EXERCISE.
Only the pictures are dropped. Restate each line below word for word.

Element data from apps and pages.
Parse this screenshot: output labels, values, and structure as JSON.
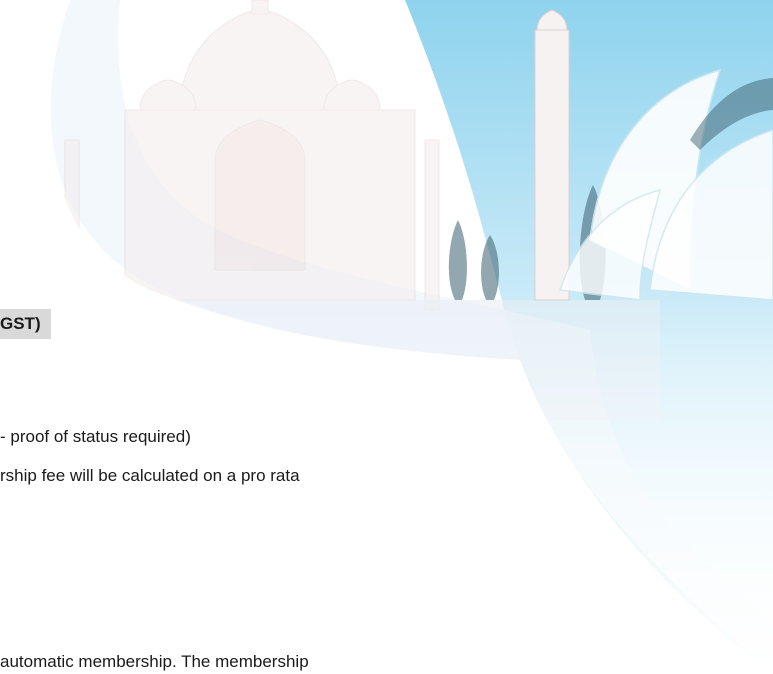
{
  "document": {
    "heading": "GST)",
    "lines": [
      "- proof of status required)",
      "rship fee will be calculated on a pro rata",
      "automatic membership.  The membership"
    ]
  },
  "colors": {
    "heading_highlight": "#d9d9d9",
    "sky_top": "#8fd3ee",
    "sky_light": "#d8f0fa",
    "page_background": "#ffffff"
  }
}
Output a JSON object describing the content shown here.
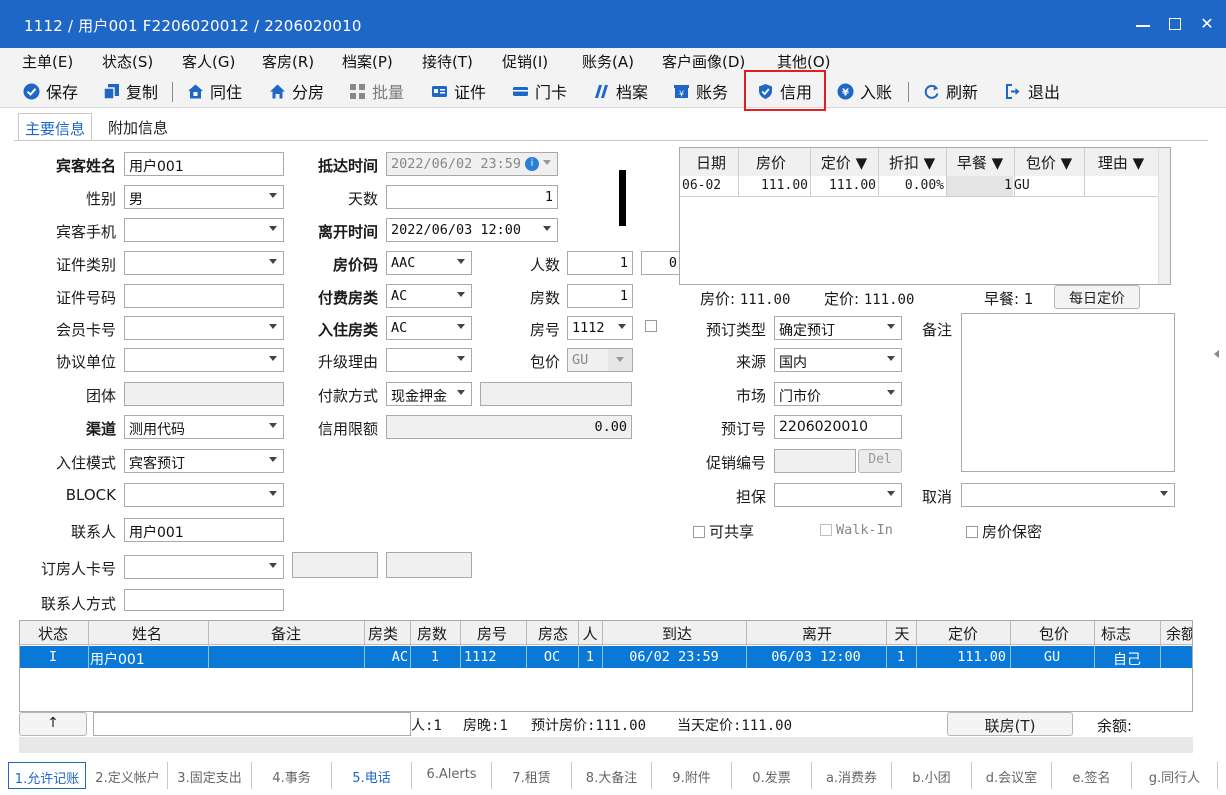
{
  "window": {
    "title": "1112 / 用户001 F2206020012 / 2206020010"
  },
  "menu": [
    "主单(E)",
    "状态(S)",
    "客人(G)",
    "客房(R)",
    "档案(P)",
    "接待(T)",
    "促销(I)",
    "账务(A)",
    "客户画像(D)",
    "其他(O)"
  ],
  "toolbar": {
    "save": "保存",
    "copy": "复制",
    "cohabit": "同住",
    "split": "分房",
    "batch": "批量",
    "id_card": "证件",
    "door_card": "门卡",
    "profile": "档案",
    "account": "账务",
    "credit": "信用",
    "post": "入账",
    "refresh": "刷新",
    "exit": "退出"
  },
  "tabs": {
    "main": "主要信息",
    "extra": "附加信息"
  },
  "form": {
    "guest_name_label": "宾客姓名",
    "guest_name": "用户001",
    "gender_label": "性别",
    "gender": "男",
    "mobile_label": "宾客手机",
    "mobile": "",
    "id_type_label": "证件类别",
    "id_type": "",
    "id_no_label": "证件号码",
    "id_no": "",
    "member_label": "会员卡号",
    "member": "",
    "agreement_label": "协议单位",
    "agreement": "",
    "group_label": "团体",
    "group": "",
    "channel_label": "渠道",
    "channel": "测用代码",
    "checkin_mode_label": "入住模式",
    "checkin_mode": "宾客预订",
    "block_label": "BLOCK",
    "block": "",
    "contact_label": "联系人",
    "contact": "用户001",
    "booker_card_label": "订房人卡号",
    "booker_card": "",
    "contact_method_label": "联系人方式",
    "contact_method": "",
    "arrival_label": "抵达时间",
    "arrival": "2022/06/02 23:59",
    "days_label": "天数",
    "days": "1",
    "departure_label": "离开时间",
    "departure": "2022/06/03 12:00",
    "rate_code_label": "房价码",
    "rate_code": "AAC",
    "persons_label": "人数",
    "persons": "1",
    "persons_extra": "0",
    "pay_room_type_label": "付费房类",
    "pay_room_type": "AC",
    "room_count_label": "房数",
    "room_count": "1",
    "stay_room_type_label": "入住房类",
    "stay_room_type": "AC",
    "room_no_label": "房号",
    "room_no": "1112",
    "upgrade_label": "升级理由",
    "upgrade": "",
    "package_label": "包价",
    "package": "GU",
    "pay_method_label": "付款方式",
    "pay_method": "现金押金",
    "credit_limit_label": "信用限额",
    "credit_limit": "0.00",
    "booking_type_label": "预订类型",
    "booking_type": "确定预订",
    "source_label": "来源",
    "source": "国内",
    "market_label": "市场",
    "market": "门市价",
    "booking_no_label": "预订号",
    "booking_no": "2206020010",
    "promo_label": "促销编号",
    "promo": "",
    "promo_del": "Del",
    "guarantee_label": "担保",
    "guarantee": "",
    "cancel_label": "取消",
    "cancel": "",
    "remarks_label": "备注",
    "shareable": "可共享",
    "walkin": "Walk-In",
    "rate_secret": "房价保密"
  },
  "price_grid": {
    "headers": [
      "日期",
      "房价",
      "定价 ▼",
      "折扣 ▼",
      "早餐 ▼",
      "包价 ▼",
      "理由 ▼"
    ],
    "row": {
      "date": "06-02",
      "rate": "111.00",
      "fixed": "111.00",
      "discount": "0.00%",
      "breakfast": "1",
      "package": "GU",
      "reason": ""
    },
    "summary_rate_label": "房价:",
    "summary_rate": "111.00",
    "summary_fixed_label": "定价:",
    "summary_fixed": "111.00",
    "summary_breakfast": "早餐: 1",
    "daily_fix_button": "每日定价"
  },
  "guest_table": {
    "headers": [
      "状态",
      "姓名",
      "备注",
      "房类",
      "房数",
      "房号",
      "房态",
      "人",
      "到达",
      "离开",
      "天",
      "定价",
      "包价",
      "标志",
      "余额"
    ],
    "row": {
      "status": "I",
      "name": "用户001",
      "remark": "",
      "room_type": "AC",
      "rooms": "1",
      "room_no": "1112",
      "room_status": "OC",
      "persons": "1",
      "arrive": "06/02 23:59",
      "depart": "06/03 12:00",
      "days": "1",
      "rate": "111.00",
      "package": "GU",
      "flag": "自己",
      "balance": ""
    }
  },
  "status_bar": {
    "up_button": "↑",
    "persons": "人:1",
    "room_nights": "房晚:1",
    "est_rate": "预计房价:111.00",
    "today_rate": "当天定价:111.00",
    "link_button": "联房(T)",
    "balance_label": "余额:"
  },
  "bottom_tabs": [
    "1.允许记账",
    "2.定义帐户",
    "3.固定支出",
    "4.事务",
    "5.电话",
    "6.Alerts",
    "7.租赁",
    "8.大备注",
    "9.附件",
    "0.发票",
    "a.消费券",
    "b.小团",
    "d.会议室",
    "e.签名",
    "g.同行人"
  ],
  "colors": {
    "title_bar": "#1e67c6",
    "selection": "#0a78d6",
    "highlight": "#e02020"
  }
}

RESPONSE FOR THIS EXERCISE.
Parse this screenshot: output labels, values, and structure as JSON.
{
  "document": {
    "heading": "GST)",
    "lines": [
      "- proof of status required)",
      "rship fee will be calculated on a pro rata",
      "automatic membership.  The membership"
    ]
  },
  "colors": {
    "heading_highlight": "#d9d9d9",
    "sky_top": "#8fd3ee",
    "sky_light": "#d8f0fa",
    "page_background": "#ffffff"
  }
}
Output a JSON object describing the content shown here.
{
  "window": {
    "title": "1112 / 用户001 F2206020012 / 2206020010"
  },
  "menu": [
    "主单(E)",
    "状态(S)",
    "客人(G)",
    "客房(R)",
    "档案(P)",
    "接待(T)",
    "促销(I)",
    "账务(A)",
    "客户画像(D)",
    "其他(O)"
  ],
  "toolbar": {
    "save": "保存",
    "copy": "复制",
    "cohabit": "同住",
    "split": "分房",
    "batch": "批量",
    "id_card": "证件",
    "door_card": "门卡",
    "profile": "档案",
    "account": "账务",
    "credit": "信用",
    "post": "入账",
    "refresh": "刷新",
    "exit": "退出"
  },
  "tabs": {
    "main": "主要信息",
    "extra": "附加信息"
  },
  "form": {
    "guest_name_label": "宾客姓名",
    "guest_name": "用户001",
    "gender_label": "性别",
    "gender": "男",
    "mobile_label": "宾客手机",
    "mobile": "",
    "id_type_label": "证件类别",
    "id_type": "",
    "id_no_label": "证件号码",
    "id_no": "",
    "member_label": "会员卡号",
    "member": "",
    "agreement_label": "协议单位",
    "agreement": "",
    "group_label": "团体",
    "group": "",
    "channel_label": "渠道",
    "channel": "测用代码",
    "checkin_mode_label": "入住模式",
    "checkin_mode": "宾客预订",
    "block_label": "BLOCK",
    "block": "",
    "contact_label": "联系人",
    "contact": "用户001",
    "booker_card_label": "订房人卡号",
    "booker_card": "",
    "contact_method_label": "联系人方式",
    "contact_method": "",
    "arrival_label": "抵达时间",
    "arrival": "2022/06/02 23:59",
    "days_label": "天数",
    "days": "1",
    "departure_label": "离开时间",
    "departure": "2022/06/03 12:00",
    "rate_code_label": "房价码",
    "rate_code": "AAC",
    "persons_label": "人数",
    "persons": "1",
    "persons_extra": "0",
    "pay_room_type_label": "付费房类",
    "pay_room_type": "AC",
    "room_count_label": "房数",
    "room_count": "1",
    "stay_room_type_label": "入住房类",
    "stay_room_type": "AC",
    "room_no_label": "房号",
    "room_no": "1112",
    "upgrade_label": "升级理由",
    "upgrade": "",
    "package_label": "包价",
    "package": "GU",
    "pay_method_label": "付款方式",
    "pay_method": "现金押金",
    "credit_limit_label": "信用限额",
    "credit_limit": "0.00",
    "booking_type_label": "预订类型",
    "booking_type": "确定预订",
    "source_label": "来源",
    "source": "国内",
    "market_label": "市场",
    "market": "门市价",
    "booking_no_label": "预订号",
    "booking_no": "2206020010",
    "promo_label": "促销编号",
    "promo": "",
    "promo_del": "Del",
    "guarantee_label": "担保",
    "guarantee": "",
    "cancel_label": "取消",
    "cancel": "",
    "remarks_label": "备注",
    "shareable": "可共享",
    "walkin": "Walk-In",
    "rate_secret": "房价保密"
  },
  "price_grid": {
    "headers": [
      "日期",
      "房价",
      "定价 ▼",
      "折扣 ▼",
      "早餐 ▼",
      "包价 ▼",
      "理由 ▼"
    ],
    "row": {
      "date": "06-02",
      "rate": "111.00",
      "fixed": "111.00",
      "discount": "0.00%",
      "breakfast": "1",
      "package": "GU",
      "reason": ""
    },
    "summary_rate_label": "房价:",
    "summary_rate": "111.00",
    "summary_fixed_label": "定价:",
    "summary_fixed": "111.00",
    "summary_breakfast": "早餐: 1",
    "daily_fix_button": "每日定价"
  },
  "guest_table": {
    "headers": [
      "状态",
      "姓名",
      "备注",
      "房类",
      "房数",
      "房号",
      "房态",
      "人",
      "到达",
      "离开",
      "天",
      "定价",
      "包价",
      "标志",
      "余额"
    ],
    "row": {
      "status": "I",
      "name": "用户001",
      "remark": "",
      "room_type": "AC",
      "rooms": "1",
      "room_no": "1112",
      "room_status": "OC",
      "persons": "1",
      "arrive": "06/02 23:59",
      "depart": "06/03 12:00",
      "days": "1",
      "rate": "111.00",
      "package": "GU",
      "flag": "自己",
      "balance": ""
    }
  },
  "status_bar": {
    "up_button": "↑",
    "persons": "人:1",
    "room_nights": "房晚:1",
    "est_rate": "预计房价:111.00",
    "today_rate": "当天定价:111.00",
    "link_button": "联房(T)",
    "balance_label": "余额:"
  },
  "bottom_tabs": [
    "1.允许记账",
    "2.定义帐户",
    "3.固定支出",
    "4.事务",
    "5.电话",
    "6.Alerts",
    "7.租赁",
    "8.大备注",
    "9.附件",
    "0.发票",
    "a.消费券",
    "b.小团",
    "d.会议室",
    "e.签名",
    "g.同行人"
  ],
  "colors": {
    "title_bar": "#1e67c6",
    "selection": "#0a78d6",
    "highlight": "#e02020"
  }
}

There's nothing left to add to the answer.